Del lived in the refugee camp for several years.
Finally, he was resettled with a number of other “Lost Boys of Sudan” to the Lancaster area.
Del has been called to preach.
Del is now a leader for mission congregations of Sudanese Lutherans in Harrisburg and Lancaster.
He’s going to seminary here in Gettysburg at the same time.
Del feels compelled to tell his story of his belief in a loving God who was behind every closed door all along the way!
Del’s story is pretty remarkable!
I believe Jesus spoke to me when Del spoke.
I believe Jesus was reminding me that I’ve had a lot more open doors than closed doors in my life – and God has been behind those too!
I believe that Jesus was reminding me that this is why the congregations from the Lower Susquehanna Synod work together – we work together so we can support mission congregations such as this one in Harrisburg.
I believe that Jesus was reminding me of the passage from Genesis we heard last week – we are blessed to be a blessing.
Did I hear the actual voice of Jesus?
Not in any way that could be recorded.
But I did hear Jesus speaking.
I’m going to challenge myself this week to tell that story to two other people not associated with St. James.
Challenge yourself to tell two people your story too.
It doesn’t have to be a remarkable a story like the one of the woman at the well, or like Del’s.
It could be a rather ordinary story, like mine – just sitting in a meeting on a Tuesday night.
But tell it.
Tell what you are hearing from Jesus.
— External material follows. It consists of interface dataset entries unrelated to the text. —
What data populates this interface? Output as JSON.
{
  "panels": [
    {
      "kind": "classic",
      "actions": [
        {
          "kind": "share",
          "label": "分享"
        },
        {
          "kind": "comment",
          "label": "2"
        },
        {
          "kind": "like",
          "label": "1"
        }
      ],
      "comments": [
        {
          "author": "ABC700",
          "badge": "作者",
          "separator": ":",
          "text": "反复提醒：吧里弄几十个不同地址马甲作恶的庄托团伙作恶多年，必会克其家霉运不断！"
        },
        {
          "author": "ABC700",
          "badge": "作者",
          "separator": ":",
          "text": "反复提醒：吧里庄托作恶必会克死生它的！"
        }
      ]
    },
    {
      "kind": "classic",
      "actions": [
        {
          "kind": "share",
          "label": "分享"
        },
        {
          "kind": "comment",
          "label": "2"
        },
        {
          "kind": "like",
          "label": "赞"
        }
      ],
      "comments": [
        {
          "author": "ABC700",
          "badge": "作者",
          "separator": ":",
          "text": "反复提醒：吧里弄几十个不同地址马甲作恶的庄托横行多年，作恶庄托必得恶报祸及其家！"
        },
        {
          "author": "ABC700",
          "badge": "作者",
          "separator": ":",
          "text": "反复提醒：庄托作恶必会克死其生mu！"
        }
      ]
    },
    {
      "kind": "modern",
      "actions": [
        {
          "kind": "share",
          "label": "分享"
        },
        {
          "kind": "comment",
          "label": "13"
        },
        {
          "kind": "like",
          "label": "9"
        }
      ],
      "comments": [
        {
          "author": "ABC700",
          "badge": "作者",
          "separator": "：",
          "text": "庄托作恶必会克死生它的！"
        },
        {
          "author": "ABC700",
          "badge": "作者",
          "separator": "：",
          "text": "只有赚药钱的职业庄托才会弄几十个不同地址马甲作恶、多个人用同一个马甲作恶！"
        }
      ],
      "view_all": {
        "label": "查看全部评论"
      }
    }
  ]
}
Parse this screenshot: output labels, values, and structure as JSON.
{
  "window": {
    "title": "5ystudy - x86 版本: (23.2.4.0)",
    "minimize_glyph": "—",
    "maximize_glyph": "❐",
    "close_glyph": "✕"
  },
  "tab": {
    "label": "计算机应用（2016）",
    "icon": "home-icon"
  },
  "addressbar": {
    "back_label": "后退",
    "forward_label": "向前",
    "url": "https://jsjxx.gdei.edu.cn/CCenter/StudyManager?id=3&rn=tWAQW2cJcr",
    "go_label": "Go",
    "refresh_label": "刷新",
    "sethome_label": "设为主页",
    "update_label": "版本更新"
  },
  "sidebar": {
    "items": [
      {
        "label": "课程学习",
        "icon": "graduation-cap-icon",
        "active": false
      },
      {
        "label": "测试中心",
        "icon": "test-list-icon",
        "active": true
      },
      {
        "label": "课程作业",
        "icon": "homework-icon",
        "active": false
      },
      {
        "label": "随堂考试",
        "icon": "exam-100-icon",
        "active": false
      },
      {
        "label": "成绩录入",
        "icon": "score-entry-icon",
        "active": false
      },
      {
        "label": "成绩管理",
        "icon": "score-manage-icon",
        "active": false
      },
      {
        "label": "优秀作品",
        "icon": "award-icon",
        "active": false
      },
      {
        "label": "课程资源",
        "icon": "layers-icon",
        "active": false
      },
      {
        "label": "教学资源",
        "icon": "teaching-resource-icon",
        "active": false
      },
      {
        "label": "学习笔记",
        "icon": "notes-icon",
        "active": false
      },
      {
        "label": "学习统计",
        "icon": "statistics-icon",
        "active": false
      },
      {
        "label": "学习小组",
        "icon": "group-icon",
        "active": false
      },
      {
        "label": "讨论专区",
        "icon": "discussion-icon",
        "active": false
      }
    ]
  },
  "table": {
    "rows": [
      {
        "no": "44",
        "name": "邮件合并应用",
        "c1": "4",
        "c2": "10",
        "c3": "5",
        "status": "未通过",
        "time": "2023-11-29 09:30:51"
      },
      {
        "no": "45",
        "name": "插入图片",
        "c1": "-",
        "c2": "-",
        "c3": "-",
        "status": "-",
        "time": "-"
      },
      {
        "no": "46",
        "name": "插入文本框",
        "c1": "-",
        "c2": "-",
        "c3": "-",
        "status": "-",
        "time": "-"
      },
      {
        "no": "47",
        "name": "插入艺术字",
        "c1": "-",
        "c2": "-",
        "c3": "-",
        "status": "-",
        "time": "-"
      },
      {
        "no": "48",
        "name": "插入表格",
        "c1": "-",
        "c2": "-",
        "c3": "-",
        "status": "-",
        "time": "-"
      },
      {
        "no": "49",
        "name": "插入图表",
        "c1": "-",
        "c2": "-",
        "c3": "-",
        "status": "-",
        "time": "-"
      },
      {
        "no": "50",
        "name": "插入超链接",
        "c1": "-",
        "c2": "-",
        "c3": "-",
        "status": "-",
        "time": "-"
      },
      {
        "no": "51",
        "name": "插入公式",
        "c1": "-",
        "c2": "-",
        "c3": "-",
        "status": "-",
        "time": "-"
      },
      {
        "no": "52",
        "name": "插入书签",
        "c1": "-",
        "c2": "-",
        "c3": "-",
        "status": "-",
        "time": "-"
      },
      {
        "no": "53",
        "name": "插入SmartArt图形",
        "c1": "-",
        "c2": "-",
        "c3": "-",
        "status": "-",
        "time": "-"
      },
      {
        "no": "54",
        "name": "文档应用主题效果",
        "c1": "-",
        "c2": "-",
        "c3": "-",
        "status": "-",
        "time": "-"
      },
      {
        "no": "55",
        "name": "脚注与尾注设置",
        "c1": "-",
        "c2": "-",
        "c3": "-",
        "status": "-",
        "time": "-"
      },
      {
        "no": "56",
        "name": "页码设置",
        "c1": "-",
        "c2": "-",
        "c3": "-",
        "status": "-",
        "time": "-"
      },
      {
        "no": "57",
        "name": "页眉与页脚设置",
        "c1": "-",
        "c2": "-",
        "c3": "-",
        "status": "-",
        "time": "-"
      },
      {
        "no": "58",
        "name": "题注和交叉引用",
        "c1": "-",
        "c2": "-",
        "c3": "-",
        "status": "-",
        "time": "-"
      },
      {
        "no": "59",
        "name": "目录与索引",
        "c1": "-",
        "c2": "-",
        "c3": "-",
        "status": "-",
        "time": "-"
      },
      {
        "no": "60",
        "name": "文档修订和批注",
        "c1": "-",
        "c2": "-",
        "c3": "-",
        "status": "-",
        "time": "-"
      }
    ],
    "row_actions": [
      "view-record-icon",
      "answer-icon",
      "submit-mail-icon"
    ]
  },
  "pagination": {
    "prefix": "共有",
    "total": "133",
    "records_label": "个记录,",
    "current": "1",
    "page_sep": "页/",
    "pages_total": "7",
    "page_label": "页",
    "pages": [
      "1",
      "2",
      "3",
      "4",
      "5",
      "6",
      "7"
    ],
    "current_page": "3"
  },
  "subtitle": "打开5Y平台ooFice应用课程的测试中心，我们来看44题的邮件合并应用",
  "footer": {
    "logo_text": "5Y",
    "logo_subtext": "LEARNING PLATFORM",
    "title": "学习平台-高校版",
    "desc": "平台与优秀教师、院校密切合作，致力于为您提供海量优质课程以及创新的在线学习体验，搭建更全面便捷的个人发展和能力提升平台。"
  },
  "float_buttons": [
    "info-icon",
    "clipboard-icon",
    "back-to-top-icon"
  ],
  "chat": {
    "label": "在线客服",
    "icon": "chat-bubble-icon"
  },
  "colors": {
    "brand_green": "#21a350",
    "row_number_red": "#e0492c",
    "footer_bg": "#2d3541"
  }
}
I don’t know what will happen if we all begin telling our stories.
But I think I know what will happen if we don’t – nothing.